The Untold Truth Of San Pellegrino

Before beverage aisles were proliferated with a sea of flavored sparkling waters like La Croix, Bubly, and AHA, there was one green bottle that's remained synonymous with bubbly hydration. Named for a town located high in the Italian Alps, the sparkling mineral water in San Pellegrino's green glass bottles has a fascinating backstory that dates back hundreds of years. San Pellegrino Terme, a small commune located north of Bergamo, Italy, has been recognized for its natural springs since the days of Leonardo da Vinci. Delish notes that San Pellegrino was a popular spot for Europe's monied class to relax and unwind with spa treatments featuring the town's unique water supply.

So what makes the water from San Pellegrino so special? According to Mental Floss, the water originates on the tops of the Dolomite Mountains in the form of rain and snow, from there it trickles down through the sedimentary stone of the Alps. The water takes roughly three decades to get from the tops of the mountains to the springs that flow through San Pellegrino Terme, and during that time spent in the stone, the water takes on natural minerals including potassium, calcium, sodium, and magnesium.

The first bottles of mineral water debuted in 1900

In 1899, the San Pellegrino company was made official and listed on the Milan Stock Exchange, and the first bottles of mineral water were produced the following year (via San Pellegrino). San Pellegrino didn't hesitate to dive into the international market, during that first year of production, 35,343 bottles were made and more than 5,500 of them headed out into the world outside of Italy for enjoyment.

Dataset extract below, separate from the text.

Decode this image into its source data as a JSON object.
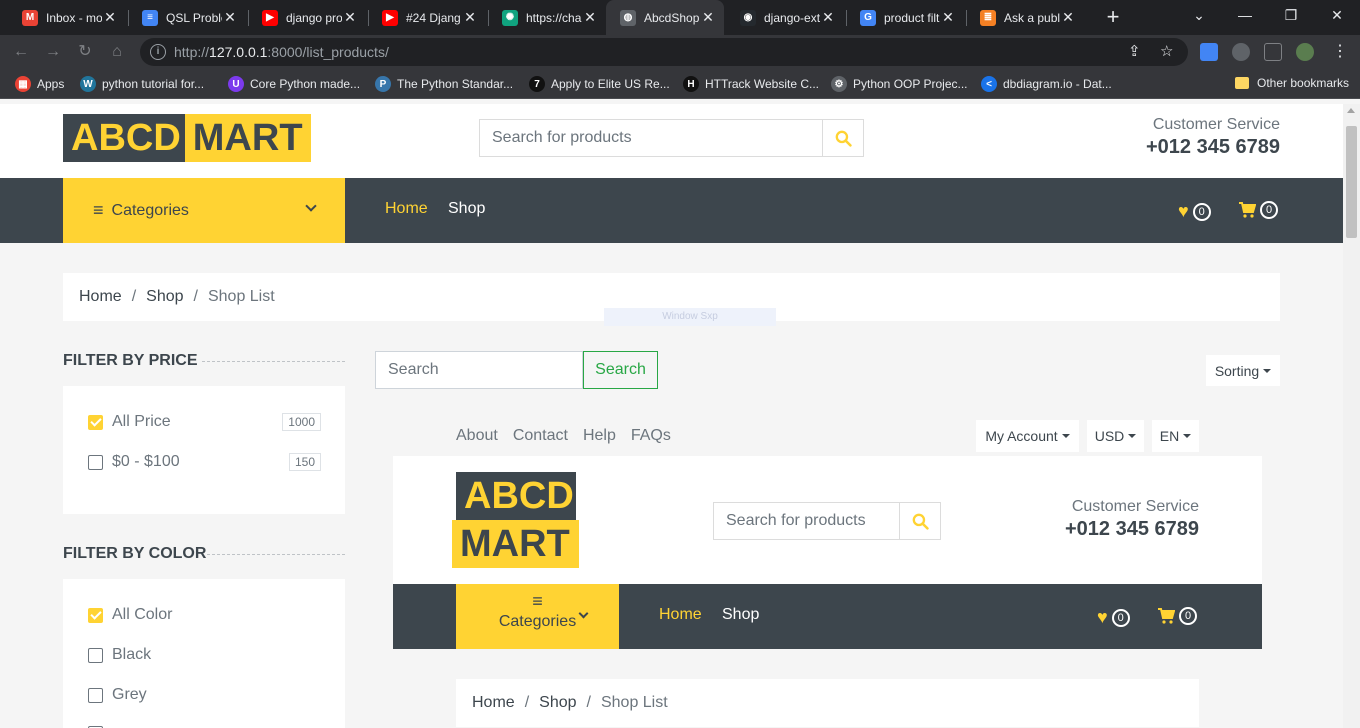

Carbonation is a key part of the San Pellegrino experience these days, but back at the beginning of the 20th century, the mineral water was bottled flat. Bubbles were added to the equation when the folks at San Pellegrino found that carbonation was useful in preserving the mineral content. Unwilling to mess with the minerals that gave San Pellegrino its distinct qualities, a minimal amount of carbon dioxide was added to the water, resulting in smaller, gentler bubbles than other sparkling water brands. The newly carbonated take on the original was such as hit the company opted to discontinue their uncarbonated water completely in favor of the new sparkling formula (via Delish).

San Pellegrino began expanding their line of products in 1932

San Pellegrino began expanding its line of products in 1932 when owner Ezio Granelli rolled out Aranciata, a beverage made with the company's signature mineral water sweetened with a splash of fresh orange juice (via Mental Floss). From there a range of flavors was introduced featuring familiar fruits such as lemon, grapefruit, and clementine to exotic offerings including, Chinotto, made from the bittersweet chinotto orange, and Arancia & Fico d'India, a blend of orange and fico d'india, or prickly pear, which is the fruit of a Mediterranean cactus.

San Pellegrino got back into the still water game in 1957 when it purchased the Acqua Panna Company, whose water has equally noble roots in Tuscany. The historians at San Pellegrino explain that the source from which Acqua Panna is bottled was once owned by the powerful Florentine dynasty, the Medicis.